In conjunction with Gilles Aubry’s performance “Les Ames Amplifiées” (Amplified Souls) – on October 9th at the Goethe Institut Boston – we present two video screenings by Gilles Aubry in presence of the artist.

Event Details


swissnex Boston
420 Broadway, Cambridge , Massachusetts 02138 United States


October 10, 2014 from 7:00 pm to 8:30 pm America/Chicago (UTC-06:00)


Free Admission

In conjunction with Gilles Aubry’s performance “Les Ames Amplifiées” (Amplified Souls) – on October 9th at the Goethe Institut Boston – swissnex Boston, The Film Study Center at Harvard University and the Sensory Ethnography Lab at Harvard University present two video screenings by Gilles Aubry in presence of the artist.

“Notes via a soundscape of Bollywood”, 32’and

“and who sees the mystery”, 27’


Synopsis of “Notes via a soundscape of Bollywood”

Gilles Aubry’s works are established sound studies that are often connected to the politics of the aural. In Notes via a soundscape of Bollywood Aubry explores the socio-cultural city space Mhada in Mumbai in the background of the booming film industry of Bollywood. His observer position is reflected through the text adaption of Pasolini’s film essay Notes towards a film about India (1969), presented as «movie without pictures» – as soundtrack with text projection.

Synopsis of “and who sees the mystery”

Following the repatriation in 2010 of the Paul Bowles Collection of Moroccan traditional music from Washington to Tangier, Zouheir Atbane and Gilles Aubry started a collaborative artistic research focused on the reception of these recordings in today’s Morocco, in relation to contemporary discourse about cultural preservation.

The first outcome of this project is the sound installation “and who sees the mystery” following their residency in Tafraout, a village where Paul Bowles recorded an ‘Ahwach’ music performance in 1959.
 In collaboration with local musicians and other inhabitants, the artists deliver an interpretation of the return of these music recordings to their original location, including the documentation of listening sessions, discussions and musical practice. The work deals with the politics of invisibility by establishing correspondences between Paul Bowles as an ‘invisible spectator’, the veil as a strategy of resistance against colonialism by the women of the Addal music ensemble and the Pythagorean curtain of French acousmatic music.


About the artist

photo gillesaubry

Gilles Aubry is a Swiss sound artist based in Berlin since 2002. He uses location recordings, sound archives, music and interviews to create live performances, sound installations, publications and ‘movies without pictures’. Informed by researches on cultural, material and historical aspects of sound production and reception, his works address the politics of the audible.

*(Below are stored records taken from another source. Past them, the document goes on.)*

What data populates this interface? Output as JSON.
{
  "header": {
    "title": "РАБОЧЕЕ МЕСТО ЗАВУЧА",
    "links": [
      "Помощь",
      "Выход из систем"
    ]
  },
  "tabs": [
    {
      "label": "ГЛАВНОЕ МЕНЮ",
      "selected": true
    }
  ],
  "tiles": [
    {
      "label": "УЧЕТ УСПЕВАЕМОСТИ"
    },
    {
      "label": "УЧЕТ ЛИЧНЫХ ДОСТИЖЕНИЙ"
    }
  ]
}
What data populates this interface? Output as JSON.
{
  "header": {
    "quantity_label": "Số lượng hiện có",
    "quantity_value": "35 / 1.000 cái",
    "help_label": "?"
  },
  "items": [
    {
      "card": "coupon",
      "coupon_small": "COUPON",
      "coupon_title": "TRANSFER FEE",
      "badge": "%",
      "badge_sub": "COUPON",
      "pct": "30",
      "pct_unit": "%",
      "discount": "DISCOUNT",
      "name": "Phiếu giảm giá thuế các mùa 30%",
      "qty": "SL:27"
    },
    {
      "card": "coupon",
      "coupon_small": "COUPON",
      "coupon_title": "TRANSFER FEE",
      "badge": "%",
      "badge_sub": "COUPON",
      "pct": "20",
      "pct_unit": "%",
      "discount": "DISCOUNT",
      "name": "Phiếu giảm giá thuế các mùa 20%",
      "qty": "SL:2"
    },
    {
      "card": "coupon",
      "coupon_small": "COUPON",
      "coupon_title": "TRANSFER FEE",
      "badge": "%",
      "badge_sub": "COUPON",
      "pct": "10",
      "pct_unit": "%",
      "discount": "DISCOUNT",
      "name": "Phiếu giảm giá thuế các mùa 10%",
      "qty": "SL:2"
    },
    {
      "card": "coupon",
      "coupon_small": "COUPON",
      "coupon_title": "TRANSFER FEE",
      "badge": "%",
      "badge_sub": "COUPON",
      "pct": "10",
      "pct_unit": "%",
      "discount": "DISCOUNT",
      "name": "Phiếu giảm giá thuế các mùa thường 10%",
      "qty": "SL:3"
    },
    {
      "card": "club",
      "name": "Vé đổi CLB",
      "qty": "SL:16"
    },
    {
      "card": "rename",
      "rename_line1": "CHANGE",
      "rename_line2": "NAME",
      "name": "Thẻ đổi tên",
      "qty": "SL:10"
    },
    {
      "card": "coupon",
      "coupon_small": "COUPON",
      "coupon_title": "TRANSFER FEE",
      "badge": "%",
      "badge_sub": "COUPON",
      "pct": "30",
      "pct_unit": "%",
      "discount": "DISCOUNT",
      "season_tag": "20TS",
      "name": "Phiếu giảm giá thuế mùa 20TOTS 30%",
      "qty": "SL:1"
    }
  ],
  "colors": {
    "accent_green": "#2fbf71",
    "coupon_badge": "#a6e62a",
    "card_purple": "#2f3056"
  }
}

In 2011, Aubry has been a guest artist of the Global Prayers project, carrying an artistic research about the use of audio amplification technology by christian charismatic churches in Kinshasa and Berlin. His installations Pluie de Feu and The Laman Encounter have been presented at NGBK Gallery in Berlin and Camera Austria in Graz in 2011, and as a performance at the House of World Cultures (HKW) in Berlin in 2012. His work Notes via a Soundscape of Bollywood, based on a sonic research about the Mumbai film-industry, was presented as an installation at the House of electronic Arts in Basel in 2013 and premiered as a movie at FID Marseille in 2014. His latest work and who sees the mystery documents a research on the return in Morocco of the Paul Bowles Moroccan music collection and was presented at Marrakech Biennale 2014.

Aubry is also a member of Berlin-based experimental noise band MONNO and has released several solo records on labels such as Winds Measure, Cronica Electronica, Gruenrekorder and Absinth Records. His last audio/book publication on documents his research on sonic materialities in Christian churches in Kinshasa.


This event is co-organized by swissnex Boston, Non-Event and the Sensory Ethnography Lab at Harvard University. It is free and open to the public – registration recommended. Light refreshments will be served after the performance.